* **AIM OF THE EXERCISE**
Read the lines of the data below and retrieve those with "TestForm".
(RECORDS FOR THIS EXERCISE)
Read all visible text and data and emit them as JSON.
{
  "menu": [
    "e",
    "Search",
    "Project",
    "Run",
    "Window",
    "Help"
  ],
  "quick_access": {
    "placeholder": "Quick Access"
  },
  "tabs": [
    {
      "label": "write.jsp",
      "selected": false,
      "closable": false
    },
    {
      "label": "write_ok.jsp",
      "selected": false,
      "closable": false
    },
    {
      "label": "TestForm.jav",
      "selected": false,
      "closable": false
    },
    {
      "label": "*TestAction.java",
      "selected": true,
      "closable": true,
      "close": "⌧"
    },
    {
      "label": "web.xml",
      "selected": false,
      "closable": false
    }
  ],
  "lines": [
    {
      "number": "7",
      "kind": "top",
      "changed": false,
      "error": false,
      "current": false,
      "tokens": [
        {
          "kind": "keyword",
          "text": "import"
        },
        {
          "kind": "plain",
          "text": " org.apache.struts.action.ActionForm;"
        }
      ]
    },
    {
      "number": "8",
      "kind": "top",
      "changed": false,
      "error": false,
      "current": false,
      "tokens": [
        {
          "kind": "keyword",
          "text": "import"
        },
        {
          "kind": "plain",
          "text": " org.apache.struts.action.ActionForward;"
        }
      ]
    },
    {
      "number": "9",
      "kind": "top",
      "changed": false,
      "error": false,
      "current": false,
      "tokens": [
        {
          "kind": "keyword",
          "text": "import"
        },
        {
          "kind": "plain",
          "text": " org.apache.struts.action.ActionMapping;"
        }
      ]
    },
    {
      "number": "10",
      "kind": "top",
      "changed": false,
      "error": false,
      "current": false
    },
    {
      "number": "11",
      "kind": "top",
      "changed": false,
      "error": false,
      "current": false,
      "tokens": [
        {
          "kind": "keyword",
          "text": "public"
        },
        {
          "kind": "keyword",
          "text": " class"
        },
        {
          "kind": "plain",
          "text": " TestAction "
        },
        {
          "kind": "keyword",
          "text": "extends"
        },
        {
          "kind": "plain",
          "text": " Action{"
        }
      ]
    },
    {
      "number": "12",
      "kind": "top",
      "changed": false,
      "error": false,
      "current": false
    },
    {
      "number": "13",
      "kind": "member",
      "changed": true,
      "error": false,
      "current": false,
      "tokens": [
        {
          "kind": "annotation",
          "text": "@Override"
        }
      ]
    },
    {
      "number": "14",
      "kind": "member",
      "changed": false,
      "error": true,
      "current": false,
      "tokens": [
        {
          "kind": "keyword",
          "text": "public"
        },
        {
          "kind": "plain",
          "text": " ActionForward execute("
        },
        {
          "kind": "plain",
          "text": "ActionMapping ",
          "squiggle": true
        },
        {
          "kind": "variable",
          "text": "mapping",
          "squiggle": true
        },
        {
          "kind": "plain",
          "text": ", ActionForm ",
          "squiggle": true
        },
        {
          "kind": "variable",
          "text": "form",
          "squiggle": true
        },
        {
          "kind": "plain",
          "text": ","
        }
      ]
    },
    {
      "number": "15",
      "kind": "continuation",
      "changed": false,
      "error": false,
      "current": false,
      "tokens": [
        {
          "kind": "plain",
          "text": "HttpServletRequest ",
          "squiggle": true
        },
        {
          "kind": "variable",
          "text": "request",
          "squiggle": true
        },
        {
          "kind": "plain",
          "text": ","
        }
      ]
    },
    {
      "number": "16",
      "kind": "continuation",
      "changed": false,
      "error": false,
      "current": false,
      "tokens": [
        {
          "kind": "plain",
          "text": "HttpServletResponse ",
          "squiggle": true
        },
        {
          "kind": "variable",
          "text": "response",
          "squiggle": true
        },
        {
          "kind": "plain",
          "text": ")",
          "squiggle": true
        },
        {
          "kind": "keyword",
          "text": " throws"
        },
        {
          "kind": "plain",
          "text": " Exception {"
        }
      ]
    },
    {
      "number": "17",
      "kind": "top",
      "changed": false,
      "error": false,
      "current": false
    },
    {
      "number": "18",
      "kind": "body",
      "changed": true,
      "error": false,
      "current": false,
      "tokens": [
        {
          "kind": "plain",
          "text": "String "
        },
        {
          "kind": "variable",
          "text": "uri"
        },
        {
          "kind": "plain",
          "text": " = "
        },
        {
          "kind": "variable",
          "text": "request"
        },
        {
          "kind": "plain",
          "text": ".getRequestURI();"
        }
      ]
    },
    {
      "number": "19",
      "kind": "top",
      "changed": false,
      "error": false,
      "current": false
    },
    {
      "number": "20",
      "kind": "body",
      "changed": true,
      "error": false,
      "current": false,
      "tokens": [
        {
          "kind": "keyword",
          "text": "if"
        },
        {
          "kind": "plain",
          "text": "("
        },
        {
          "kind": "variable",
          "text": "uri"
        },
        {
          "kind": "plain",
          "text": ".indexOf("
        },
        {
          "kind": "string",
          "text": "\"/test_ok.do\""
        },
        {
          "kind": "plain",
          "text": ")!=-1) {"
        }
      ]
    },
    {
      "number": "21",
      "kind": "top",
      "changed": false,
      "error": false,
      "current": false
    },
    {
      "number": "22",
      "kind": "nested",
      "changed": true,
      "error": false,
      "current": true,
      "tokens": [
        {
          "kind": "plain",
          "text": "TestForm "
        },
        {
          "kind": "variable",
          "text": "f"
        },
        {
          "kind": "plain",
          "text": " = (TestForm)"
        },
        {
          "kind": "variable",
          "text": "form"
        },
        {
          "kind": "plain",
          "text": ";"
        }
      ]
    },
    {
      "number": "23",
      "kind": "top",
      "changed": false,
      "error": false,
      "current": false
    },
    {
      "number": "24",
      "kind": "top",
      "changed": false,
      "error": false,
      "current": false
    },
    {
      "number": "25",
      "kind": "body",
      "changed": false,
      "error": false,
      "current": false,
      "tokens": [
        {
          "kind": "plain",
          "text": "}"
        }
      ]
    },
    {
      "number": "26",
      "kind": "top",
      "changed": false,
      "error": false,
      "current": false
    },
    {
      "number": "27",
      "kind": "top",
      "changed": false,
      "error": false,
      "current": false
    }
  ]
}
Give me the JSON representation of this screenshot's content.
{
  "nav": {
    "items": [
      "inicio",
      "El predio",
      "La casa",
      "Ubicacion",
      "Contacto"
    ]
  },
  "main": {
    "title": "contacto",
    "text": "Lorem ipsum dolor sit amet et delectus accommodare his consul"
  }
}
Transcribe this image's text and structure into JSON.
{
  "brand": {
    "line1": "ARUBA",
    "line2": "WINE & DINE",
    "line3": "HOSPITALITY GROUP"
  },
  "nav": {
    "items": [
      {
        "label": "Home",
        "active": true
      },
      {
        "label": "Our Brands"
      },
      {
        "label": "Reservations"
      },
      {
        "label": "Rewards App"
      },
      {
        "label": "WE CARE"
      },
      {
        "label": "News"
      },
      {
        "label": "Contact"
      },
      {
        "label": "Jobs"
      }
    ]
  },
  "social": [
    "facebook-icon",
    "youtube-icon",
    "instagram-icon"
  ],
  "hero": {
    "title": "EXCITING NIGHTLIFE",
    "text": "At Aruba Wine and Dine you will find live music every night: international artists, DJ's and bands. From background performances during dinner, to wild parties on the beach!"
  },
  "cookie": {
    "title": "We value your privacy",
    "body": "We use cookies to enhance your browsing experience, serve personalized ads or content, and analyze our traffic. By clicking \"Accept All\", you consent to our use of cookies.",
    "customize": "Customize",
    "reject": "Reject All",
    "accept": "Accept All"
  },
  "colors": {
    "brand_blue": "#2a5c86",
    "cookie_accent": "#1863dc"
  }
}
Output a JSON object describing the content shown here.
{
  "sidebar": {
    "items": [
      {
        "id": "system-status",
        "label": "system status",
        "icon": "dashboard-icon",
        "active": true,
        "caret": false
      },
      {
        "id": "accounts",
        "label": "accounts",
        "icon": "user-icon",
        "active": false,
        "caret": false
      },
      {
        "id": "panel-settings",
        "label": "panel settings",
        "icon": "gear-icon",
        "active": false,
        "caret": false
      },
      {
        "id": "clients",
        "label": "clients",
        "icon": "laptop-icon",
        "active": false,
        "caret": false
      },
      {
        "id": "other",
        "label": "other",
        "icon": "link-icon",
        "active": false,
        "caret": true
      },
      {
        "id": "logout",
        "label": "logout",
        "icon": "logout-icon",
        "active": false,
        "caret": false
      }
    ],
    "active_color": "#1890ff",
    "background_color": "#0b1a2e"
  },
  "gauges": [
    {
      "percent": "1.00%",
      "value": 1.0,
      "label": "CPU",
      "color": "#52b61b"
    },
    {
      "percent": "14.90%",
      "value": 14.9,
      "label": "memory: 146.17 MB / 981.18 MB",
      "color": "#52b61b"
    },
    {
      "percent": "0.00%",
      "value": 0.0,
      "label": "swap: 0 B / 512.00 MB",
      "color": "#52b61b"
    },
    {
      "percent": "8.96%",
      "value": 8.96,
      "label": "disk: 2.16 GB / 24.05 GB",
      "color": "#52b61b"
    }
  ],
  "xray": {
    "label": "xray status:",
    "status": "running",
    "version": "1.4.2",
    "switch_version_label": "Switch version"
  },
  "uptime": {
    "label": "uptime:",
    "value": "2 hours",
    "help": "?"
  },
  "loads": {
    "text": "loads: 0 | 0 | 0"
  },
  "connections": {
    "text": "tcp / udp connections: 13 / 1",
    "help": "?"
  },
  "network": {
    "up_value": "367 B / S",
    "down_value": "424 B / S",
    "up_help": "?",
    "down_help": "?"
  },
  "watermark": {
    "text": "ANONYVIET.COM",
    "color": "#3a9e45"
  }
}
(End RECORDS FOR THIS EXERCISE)
* **WRITTEN SOLUTION**
      "label": "TestForm.jav",
          "text": "TestForm "
          "text": " = (TestForm)"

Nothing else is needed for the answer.